**Exercise material**
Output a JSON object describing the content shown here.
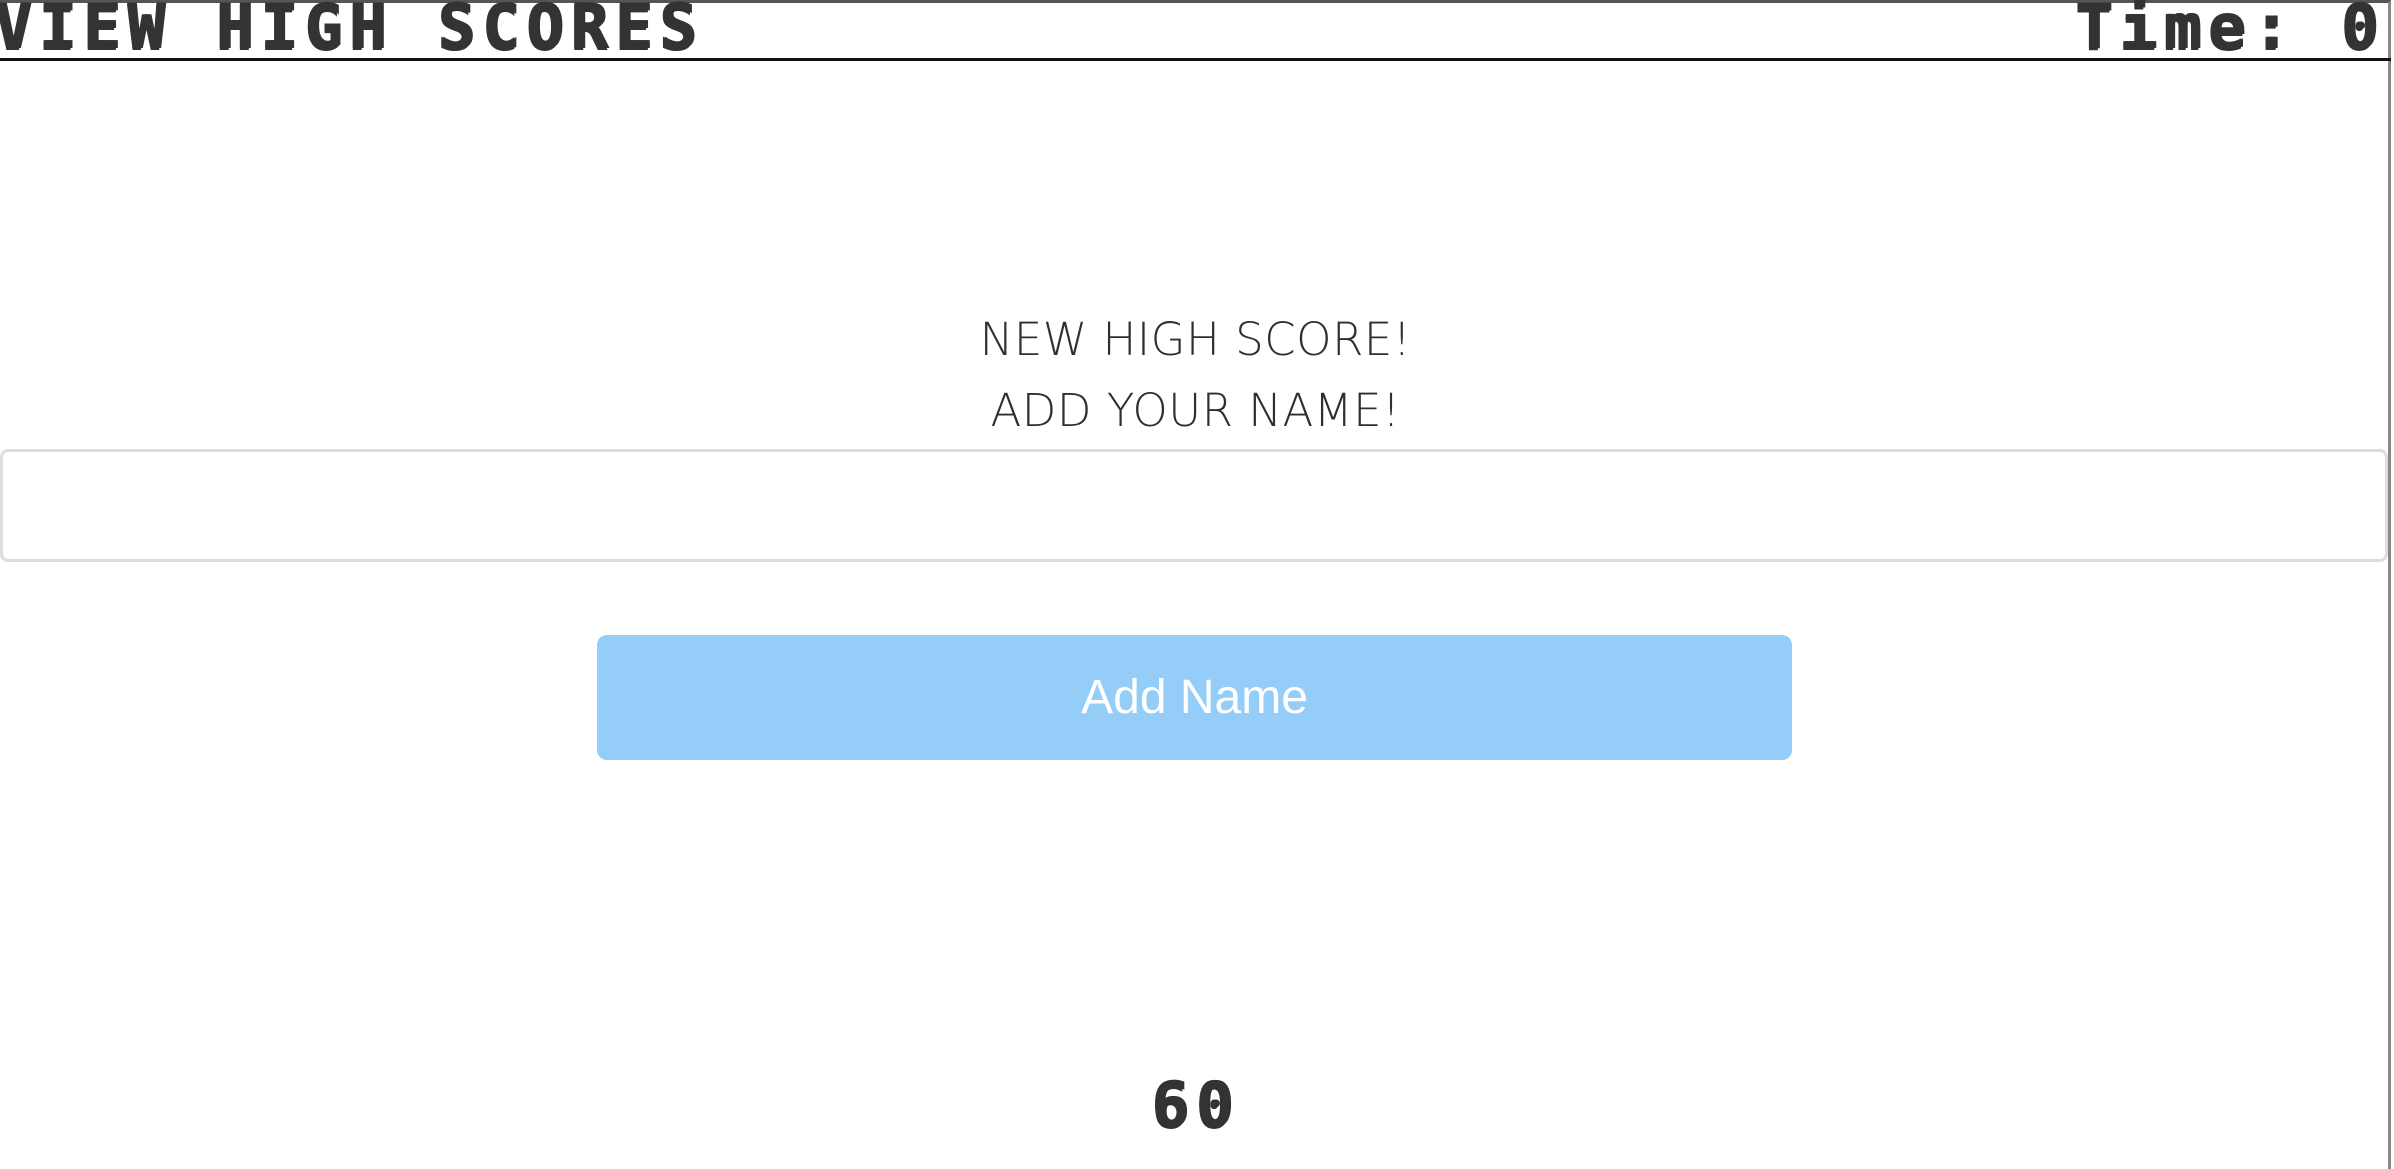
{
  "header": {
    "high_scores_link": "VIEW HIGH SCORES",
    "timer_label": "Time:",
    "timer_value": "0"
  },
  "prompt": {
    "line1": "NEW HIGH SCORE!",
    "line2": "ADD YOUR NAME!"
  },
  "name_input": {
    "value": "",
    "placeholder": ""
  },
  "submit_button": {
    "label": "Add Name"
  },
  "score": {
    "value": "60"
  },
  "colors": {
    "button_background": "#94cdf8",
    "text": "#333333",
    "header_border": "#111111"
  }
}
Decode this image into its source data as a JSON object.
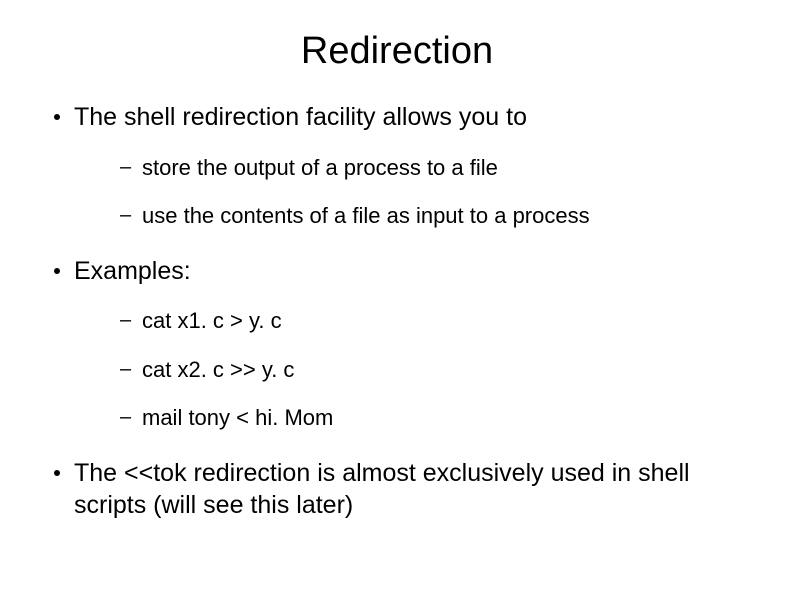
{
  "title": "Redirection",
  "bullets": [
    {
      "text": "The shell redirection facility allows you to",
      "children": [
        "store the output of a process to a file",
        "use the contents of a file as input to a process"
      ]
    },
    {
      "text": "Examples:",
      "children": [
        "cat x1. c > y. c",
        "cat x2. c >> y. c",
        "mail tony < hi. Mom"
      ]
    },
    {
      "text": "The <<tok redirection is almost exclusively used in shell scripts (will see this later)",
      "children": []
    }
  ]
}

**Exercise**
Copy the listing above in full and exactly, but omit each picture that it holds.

**Answer for the task**
Output a JSON object describing the content shown here.
{
  "header": {
    "high_scores_link": "VIEW HIGH SCORES",
    "timer_label": "Time:",
    "timer_value": "0"
  },
  "prompt": {
    "line1": "NEW HIGH SCORE!",
    "line2": "ADD YOUR NAME!"
  },
  "name_input": {
    "value": "",
    "placeholder": ""
  },
  "submit_button": {
    "label": "Add Name"
  },
  "score": {
    "value": "60"
  },
  "colors": {
    "button_background": "#94cdf8",
    "text": "#333333",
    "header_border": "#111111"
  }
}
Decode this image into its source data as a JSON object.
{
  "title": "Redirection",
  "bullets": [
    {
      "text": "The shell redirection facility allows you to",
      "children": [
        "store the output of a process to a file",
        "use the contents of a file as input to a process"
      ]
    },
    {
      "text": "Examples:",
      "children": [
        "cat x1. c > y. c",
        "cat x2. c >> y. c",
        "mail tony < hi. Mom"
      ]
    },
    {
      "text": "The <<tok redirection is almost exclusively used in shell scripts (will see this later)",
      "children": []
    }
  ]
}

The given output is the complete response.